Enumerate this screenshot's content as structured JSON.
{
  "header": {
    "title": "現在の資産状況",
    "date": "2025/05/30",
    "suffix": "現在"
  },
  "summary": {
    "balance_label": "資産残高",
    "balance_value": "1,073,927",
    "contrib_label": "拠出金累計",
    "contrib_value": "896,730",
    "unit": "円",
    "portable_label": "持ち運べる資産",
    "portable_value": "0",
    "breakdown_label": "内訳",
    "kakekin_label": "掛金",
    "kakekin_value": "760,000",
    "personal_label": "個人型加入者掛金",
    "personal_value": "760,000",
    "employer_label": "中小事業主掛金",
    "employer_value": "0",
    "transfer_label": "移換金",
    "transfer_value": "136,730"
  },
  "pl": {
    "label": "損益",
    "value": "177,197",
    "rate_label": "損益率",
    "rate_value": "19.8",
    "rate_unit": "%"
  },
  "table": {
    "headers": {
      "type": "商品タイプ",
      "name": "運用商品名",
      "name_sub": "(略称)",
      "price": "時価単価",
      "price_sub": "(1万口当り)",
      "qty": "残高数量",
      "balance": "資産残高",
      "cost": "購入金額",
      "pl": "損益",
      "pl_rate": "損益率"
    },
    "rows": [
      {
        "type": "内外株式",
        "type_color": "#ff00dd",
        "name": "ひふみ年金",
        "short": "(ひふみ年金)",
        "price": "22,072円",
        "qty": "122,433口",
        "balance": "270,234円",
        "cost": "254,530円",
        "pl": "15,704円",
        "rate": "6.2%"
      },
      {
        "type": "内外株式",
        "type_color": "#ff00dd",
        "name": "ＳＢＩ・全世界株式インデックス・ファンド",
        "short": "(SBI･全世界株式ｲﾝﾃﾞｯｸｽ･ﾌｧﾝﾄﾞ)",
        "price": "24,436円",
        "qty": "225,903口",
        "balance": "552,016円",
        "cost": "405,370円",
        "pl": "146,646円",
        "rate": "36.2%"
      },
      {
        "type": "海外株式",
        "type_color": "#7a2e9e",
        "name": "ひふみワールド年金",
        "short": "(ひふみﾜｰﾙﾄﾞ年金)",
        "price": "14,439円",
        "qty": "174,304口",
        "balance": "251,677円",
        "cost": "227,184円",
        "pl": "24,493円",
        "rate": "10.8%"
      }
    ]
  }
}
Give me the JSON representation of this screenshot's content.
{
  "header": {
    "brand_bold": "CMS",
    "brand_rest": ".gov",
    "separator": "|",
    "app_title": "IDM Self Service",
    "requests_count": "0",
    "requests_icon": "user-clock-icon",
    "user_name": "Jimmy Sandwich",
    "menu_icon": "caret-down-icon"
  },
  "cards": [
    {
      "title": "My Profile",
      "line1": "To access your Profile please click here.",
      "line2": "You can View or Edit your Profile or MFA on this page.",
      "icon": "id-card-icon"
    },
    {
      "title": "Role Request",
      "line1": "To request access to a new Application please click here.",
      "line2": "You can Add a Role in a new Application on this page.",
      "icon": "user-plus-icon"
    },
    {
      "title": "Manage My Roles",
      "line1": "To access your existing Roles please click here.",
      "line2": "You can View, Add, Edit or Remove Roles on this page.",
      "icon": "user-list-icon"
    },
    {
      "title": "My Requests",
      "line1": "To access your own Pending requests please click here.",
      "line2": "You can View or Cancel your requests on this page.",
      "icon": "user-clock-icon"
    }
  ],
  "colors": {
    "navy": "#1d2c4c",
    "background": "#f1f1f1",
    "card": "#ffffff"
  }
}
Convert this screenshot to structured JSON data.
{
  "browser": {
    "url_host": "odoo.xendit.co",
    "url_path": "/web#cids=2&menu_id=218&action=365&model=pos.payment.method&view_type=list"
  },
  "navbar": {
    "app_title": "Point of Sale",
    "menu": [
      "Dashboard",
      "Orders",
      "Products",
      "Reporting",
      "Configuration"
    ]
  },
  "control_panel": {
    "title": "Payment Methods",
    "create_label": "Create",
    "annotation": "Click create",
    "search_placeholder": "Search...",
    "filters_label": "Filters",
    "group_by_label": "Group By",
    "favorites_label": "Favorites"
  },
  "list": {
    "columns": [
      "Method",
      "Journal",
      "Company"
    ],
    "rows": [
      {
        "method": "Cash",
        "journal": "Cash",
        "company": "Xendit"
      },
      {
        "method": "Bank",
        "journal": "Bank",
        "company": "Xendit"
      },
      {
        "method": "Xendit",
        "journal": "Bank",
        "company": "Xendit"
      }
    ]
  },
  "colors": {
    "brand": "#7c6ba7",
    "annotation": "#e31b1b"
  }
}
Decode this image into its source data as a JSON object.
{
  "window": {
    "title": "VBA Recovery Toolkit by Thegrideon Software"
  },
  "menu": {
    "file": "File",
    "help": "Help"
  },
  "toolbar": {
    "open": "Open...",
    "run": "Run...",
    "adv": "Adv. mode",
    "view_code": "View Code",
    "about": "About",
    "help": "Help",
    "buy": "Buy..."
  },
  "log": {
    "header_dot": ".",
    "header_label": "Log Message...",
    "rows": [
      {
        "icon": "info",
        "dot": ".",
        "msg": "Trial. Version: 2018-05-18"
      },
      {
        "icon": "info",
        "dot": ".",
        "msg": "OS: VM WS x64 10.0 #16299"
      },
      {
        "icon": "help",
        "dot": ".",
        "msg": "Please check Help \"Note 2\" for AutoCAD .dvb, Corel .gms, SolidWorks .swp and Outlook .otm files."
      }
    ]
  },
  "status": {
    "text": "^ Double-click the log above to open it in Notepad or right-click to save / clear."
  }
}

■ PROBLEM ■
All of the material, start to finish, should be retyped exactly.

■ RESULT FOR THIS EXERCISE ■
Enumerate this screenshot's content as structured JSON.
{
  "header": {
    "title": "現在の資産状況",
    "date": "2025/05/30",
    "suffix": "現在"
  },
  "summary": {
    "balance_label": "資産残高",
    "balance_value": "1,073,927",
    "contrib_label": "拠出金累計",
    "contrib_value": "896,730",
    "unit": "円",
    "portable_label": "持ち運べる資産",
    "portable_value": "0",
    "breakdown_label": "内訳",
    "kakekin_label": "掛金",
    "kakekin_value": "760,000",
    "personal_label": "個人型加入者掛金",
    "personal_value": "760,000",
    "employer_label": "中小事業主掛金",
    "employer_value": "0",
    "transfer_label": "移換金",
    "transfer_value": "136,730"
  },
  "pl": {
    "label": "損益",
    "value": "177,197",
    "rate_label": "損益率",
    "rate_value": "19.8",
    "rate_unit": "%"
  },
  "table": {
    "headers": {
      "type": "商品タイプ",
      "name": "運用商品名",
      "name_sub": "(略称)",
      "price": "時価単価",
      "price_sub": "(1万口当り)",
      "qty": "残高数量",
      "balance": "資産残高",
      "cost": "購入金額",
      "pl": "損益",
      "pl_rate": "損益率"
    },
    "rows": [
      {
        "type": "内外株式",
        "type_color": "#ff00dd",
        "name": "ひふみ年金",
        "short": "(ひふみ年金)",
        "price": "22,072円",
        "qty": "122,433口",
        "balance": "270,234円",
        "cost": "254,530円",
        "pl": "15,704円",
        "rate": "6.2%"
      },
      {
        "type": "内外株式",
        "type_color": "#ff00dd",
        "name": "ＳＢＩ・全世界株式インデックス・ファンド",
        "short": "(SBI･全世界株式ｲﾝﾃﾞｯｸｽ･ﾌｧﾝﾄﾞ)",
        "price": "24,436円",
        "qty": "225,903口",
        "balance": "552,016円",
        "cost": "405,370円",
        "pl": "146,646円",
        "rate": "36.2%"
      },
      {
        "type": "海外株式",
        "type_color": "#7a2e9e",
        "name": "ひふみワールド年金",
        "short": "(ひふみﾜｰﾙﾄﾞ年金)",
        "price": "14,439円",
        "qty": "174,304口",
        "balance": "251,677円",
        "cost": "227,184円",
        "pl": "24,493円",
        "rate": "10.8%"
      }
    ]
  }
}
Give me the JSON representation of this screenshot's content.
{
  "header": {
    "brand_bold": "CMS",
    "brand_rest": ".gov",
    "separator": "|",
    "app_title": "IDM Self Service",
    "requests_count": "0",
    "requests_icon": "user-clock-icon",
    "user_name": "Jimmy Sandwich",
    "menu_icon": "caret-down-icon"
  },
  "cards": [
    {
      "title": "My Profile",
      "line1": "To access your Profile please click here.",
      "line2": "You can View or Edit your Profile or MFA on this page.",
      "icon": "id-card-icon"
    },
    {
      "title": "Role Request",
      "line1": "To request access to a new Application please click here.",
      "line2": "You can Add a Role in a new Application on this page.",
      "icon": "user-plus-icon"
    },
    {
      "title": "Manage My Roles",
      "line1": "To access your existing Roles please click here.",
      "line2": "You can View, Add, Edit or Remove Roles on this page.",
      "icon": "user-list-icon"
    },
    {
      "title": "My Requests",
      "line1": "To access your own Pending requests please click here.",
      "line2": "You can View or Cancel your requests on this page.",
      "icon": "user-clock-icon"
    }
  ],
  "colors": {
    "navy": "#1d2c4c",
    "background": "#f1f1f1",
    "card": "#ffffff"
  }
}
Convert this screenshot to structured JSON data.
{
  "browser": {
    "url_host": "odoo.xendit.co",
    "url_path": "/web#cids=2&menu_id=218&action=365&model=pos.payment.method&view_type=list"
  },
  "navbar": {
    "app_title": "Point of Sale",
    "menu": [
      "Dashboard",
      "Orders",
      "Products",
      "Reporting",
      "Configuration"
    ]
  },
  "control_panel": {
    "title": "Payment Methods",
    "create_label": "Create",
    "annotation": "Click create",
    "search_placeholder": "Search...",
    "filters_label": "Filters",
    "group_by_label": "Group By",
    "favorites_label": "Favorites"
  },
  "list": {
    "columns": [
      "Method",
      "Journal",
      "Company"
    ],
    "rows": [
      {
        "method": "Cash",
        "journal": "Cash",
        "company": "Xendit"
      },
      {
        "method": "Bank",
        "journal": "Bank",
        "company": "Xendit"
      },
      {
        "method": "Xendit",
        "journal": "Bank",
        "company": "Xendit"
      }
    ]
  },
  "colors": {
    "brand": "#7c6ba7",
    "annotation": "#e31b1b"
  }
}
Decode this image into its source data as a JSON object.
{
  "window": {
    "title": "VBA Recovery Toolkit by Thegrideon Software"
  },
  "menu": {
    "file": "File",
    "help": "Help"
  },
  "toolbar": {
    "open": "Open...",
    "run": "Run...",
    "adv": "Adv. mode",
    "view_code": "View Code",
    "about": "About",
    "help": "Help",
    "buy": "Buy..."
  },
  "log": {
    "header_dot": ".",
    "header_label": "Log Message...",
    "rows": [
      {
        "icon": "info",
        "dot": ".",
        "msg": "Trial. Version: 2018-05-18"
      },
      {
        "icon": "info",
        "dot": ".",
        "msg": "OS: VM WS x64 10.0 #16299"
      },
      {
        "icon": "help",
        "dot": ".",
        "msg": "Please check Help \"Note 2\" for AutoCAD .dvb, Corel .gms, SolidWorks .swp and Outlook .otm files."
      }
    ]
  },
  "status": {
    "text": "^ Double-click the log above to open it in Notepad or right-click to save / clear."
  }
}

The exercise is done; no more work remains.